Although a challenge for this spice lover, I refused to wave the white flag, even though the fire in my mouth had to be doused with plain rice so my tastebuds could continue to do their job. I confess I blew the budget with my order, exceeding the usual $6 for one main (chicken, beef, fish or squid) and two sides (vegetables, potatoes, ikan billis, etc.). Instead, my greedy hands held a plate full of beef rendang, sambal ikan, sambal goreng, begedil and a big dollop of sambal belacan, all carefully arranged atop steaming white rice.
Mr Amin’s relationship with his customers was disarming. He was just so grateful for the support of his regulars, whom he treats more like family than friends. No wonder they call him big brother, phone him often and keep returning with their entire families in tow for a taste of tiny but mighty Mansor D’Cafe’s Singapore-style nasi padang with a side of sincere hospitality. Such long-time customers continue flocking to Mansor D’Cafe, whose popularity has spread by word of mouth to new customers like myself.
A queue can be seen most lunchtimes, ravenous for the glistening, rainbow-coloured array of freshly-cooked favourites. Get there before 11.30am to avoid disappointment. Mr Amin advised, “First come, first served! By 2.30 or 3pm, there’s not much left, you might not get your choice.”
Mr Amin said it best – It’s not just food they’re sharing, but their hearts. With every plate, they’re feeding you like family and welcoming you into their home. So next time I feel homesick, I’m heading back for the ayam goreng, lemak chilli padi, sayur lodeh and all the other dishes I’ve yet to try.

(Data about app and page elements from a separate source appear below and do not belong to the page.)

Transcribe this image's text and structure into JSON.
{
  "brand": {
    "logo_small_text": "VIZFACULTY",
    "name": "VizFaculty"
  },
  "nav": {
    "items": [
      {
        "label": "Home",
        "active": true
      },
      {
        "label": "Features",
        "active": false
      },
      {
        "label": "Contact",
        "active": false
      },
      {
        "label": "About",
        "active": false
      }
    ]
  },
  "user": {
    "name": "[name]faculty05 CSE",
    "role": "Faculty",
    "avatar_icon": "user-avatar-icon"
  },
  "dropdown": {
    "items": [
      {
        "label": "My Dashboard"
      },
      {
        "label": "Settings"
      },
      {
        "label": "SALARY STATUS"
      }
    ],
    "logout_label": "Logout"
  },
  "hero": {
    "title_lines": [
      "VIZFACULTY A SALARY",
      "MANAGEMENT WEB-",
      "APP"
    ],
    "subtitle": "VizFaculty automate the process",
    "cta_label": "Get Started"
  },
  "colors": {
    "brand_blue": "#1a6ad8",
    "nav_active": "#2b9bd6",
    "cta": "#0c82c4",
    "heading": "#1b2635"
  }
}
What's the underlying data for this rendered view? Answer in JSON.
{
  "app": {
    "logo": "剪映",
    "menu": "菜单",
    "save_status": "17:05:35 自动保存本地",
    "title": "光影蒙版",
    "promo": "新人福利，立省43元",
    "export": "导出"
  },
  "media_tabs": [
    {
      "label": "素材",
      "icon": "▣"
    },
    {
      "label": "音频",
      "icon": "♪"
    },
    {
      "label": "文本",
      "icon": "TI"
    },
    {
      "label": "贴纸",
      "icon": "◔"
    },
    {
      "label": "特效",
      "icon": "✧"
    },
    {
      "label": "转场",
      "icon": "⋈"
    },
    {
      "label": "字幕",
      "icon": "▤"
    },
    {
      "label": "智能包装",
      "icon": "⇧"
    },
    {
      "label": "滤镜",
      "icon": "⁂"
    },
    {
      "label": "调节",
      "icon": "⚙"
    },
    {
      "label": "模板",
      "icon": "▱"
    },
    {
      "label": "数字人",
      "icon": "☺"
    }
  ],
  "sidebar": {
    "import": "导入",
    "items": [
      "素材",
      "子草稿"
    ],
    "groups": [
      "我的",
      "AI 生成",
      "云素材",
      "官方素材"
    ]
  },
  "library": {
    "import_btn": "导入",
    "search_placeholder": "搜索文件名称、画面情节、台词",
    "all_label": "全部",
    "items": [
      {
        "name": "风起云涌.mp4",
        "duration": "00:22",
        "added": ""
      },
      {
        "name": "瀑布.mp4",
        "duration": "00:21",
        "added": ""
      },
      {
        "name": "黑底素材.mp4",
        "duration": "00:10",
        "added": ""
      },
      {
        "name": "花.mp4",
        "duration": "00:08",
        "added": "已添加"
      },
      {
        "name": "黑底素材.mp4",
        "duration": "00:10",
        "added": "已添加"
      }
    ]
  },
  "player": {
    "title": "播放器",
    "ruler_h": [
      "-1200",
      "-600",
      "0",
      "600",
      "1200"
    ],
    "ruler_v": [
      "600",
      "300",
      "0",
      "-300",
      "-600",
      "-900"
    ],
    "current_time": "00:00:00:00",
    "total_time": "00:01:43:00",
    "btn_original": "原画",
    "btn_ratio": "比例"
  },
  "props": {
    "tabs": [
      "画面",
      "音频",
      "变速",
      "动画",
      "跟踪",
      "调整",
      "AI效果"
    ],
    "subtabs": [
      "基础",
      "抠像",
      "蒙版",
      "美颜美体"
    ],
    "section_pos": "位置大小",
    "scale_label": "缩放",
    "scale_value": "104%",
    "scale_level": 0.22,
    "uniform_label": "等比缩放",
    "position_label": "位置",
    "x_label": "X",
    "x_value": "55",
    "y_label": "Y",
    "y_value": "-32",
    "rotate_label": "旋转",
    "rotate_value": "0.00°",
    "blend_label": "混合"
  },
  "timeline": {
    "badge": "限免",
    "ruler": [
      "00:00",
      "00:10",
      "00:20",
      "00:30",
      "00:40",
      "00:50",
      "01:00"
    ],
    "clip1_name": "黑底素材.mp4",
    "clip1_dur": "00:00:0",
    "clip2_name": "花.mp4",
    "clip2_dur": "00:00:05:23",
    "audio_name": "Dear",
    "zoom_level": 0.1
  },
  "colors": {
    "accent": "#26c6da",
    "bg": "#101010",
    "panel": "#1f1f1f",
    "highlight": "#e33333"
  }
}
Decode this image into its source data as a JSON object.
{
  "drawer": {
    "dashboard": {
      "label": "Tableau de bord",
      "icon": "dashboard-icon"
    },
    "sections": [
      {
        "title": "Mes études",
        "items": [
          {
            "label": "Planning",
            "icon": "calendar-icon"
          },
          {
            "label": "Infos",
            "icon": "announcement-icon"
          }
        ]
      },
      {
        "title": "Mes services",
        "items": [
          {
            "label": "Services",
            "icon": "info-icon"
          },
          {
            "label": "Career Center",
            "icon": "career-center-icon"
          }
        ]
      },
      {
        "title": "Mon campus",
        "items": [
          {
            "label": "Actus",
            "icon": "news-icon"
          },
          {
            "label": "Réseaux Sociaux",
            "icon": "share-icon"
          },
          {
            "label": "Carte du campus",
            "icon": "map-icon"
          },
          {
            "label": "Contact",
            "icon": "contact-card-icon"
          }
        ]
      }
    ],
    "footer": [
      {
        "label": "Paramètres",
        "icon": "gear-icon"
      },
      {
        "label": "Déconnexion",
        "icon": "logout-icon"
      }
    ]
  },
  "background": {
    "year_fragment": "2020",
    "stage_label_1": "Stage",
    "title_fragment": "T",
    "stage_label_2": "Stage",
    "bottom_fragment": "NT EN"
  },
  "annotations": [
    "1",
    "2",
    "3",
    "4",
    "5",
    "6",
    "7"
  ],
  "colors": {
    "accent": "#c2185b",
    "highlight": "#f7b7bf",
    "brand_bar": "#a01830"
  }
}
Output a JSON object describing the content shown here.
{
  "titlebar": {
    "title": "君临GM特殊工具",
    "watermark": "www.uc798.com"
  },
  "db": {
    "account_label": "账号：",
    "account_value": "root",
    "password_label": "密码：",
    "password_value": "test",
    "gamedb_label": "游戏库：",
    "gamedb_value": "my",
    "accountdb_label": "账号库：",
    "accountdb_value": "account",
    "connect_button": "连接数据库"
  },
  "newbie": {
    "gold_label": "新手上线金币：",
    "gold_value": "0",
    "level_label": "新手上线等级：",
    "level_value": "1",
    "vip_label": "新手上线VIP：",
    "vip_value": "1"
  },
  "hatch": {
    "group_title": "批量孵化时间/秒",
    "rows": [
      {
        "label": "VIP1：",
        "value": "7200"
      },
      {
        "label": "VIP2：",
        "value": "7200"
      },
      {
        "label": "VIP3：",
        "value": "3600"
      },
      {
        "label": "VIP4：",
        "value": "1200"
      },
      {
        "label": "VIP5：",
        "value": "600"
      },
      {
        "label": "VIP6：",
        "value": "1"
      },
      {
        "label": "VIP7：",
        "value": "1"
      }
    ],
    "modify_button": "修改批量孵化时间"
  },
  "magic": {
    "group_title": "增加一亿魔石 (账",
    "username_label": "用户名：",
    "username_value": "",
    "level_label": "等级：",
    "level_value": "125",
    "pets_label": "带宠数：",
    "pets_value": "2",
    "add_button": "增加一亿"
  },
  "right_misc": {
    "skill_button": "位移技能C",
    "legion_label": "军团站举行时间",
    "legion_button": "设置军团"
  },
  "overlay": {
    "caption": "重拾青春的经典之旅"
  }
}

Far East Plaza, 14 Scotts Road, #04-34, Singapore 228213.
It’s open Mondays to Saturdays, 11.30am to 5pm. Closed on Sundays and public holidays.
Tel: +65 82965539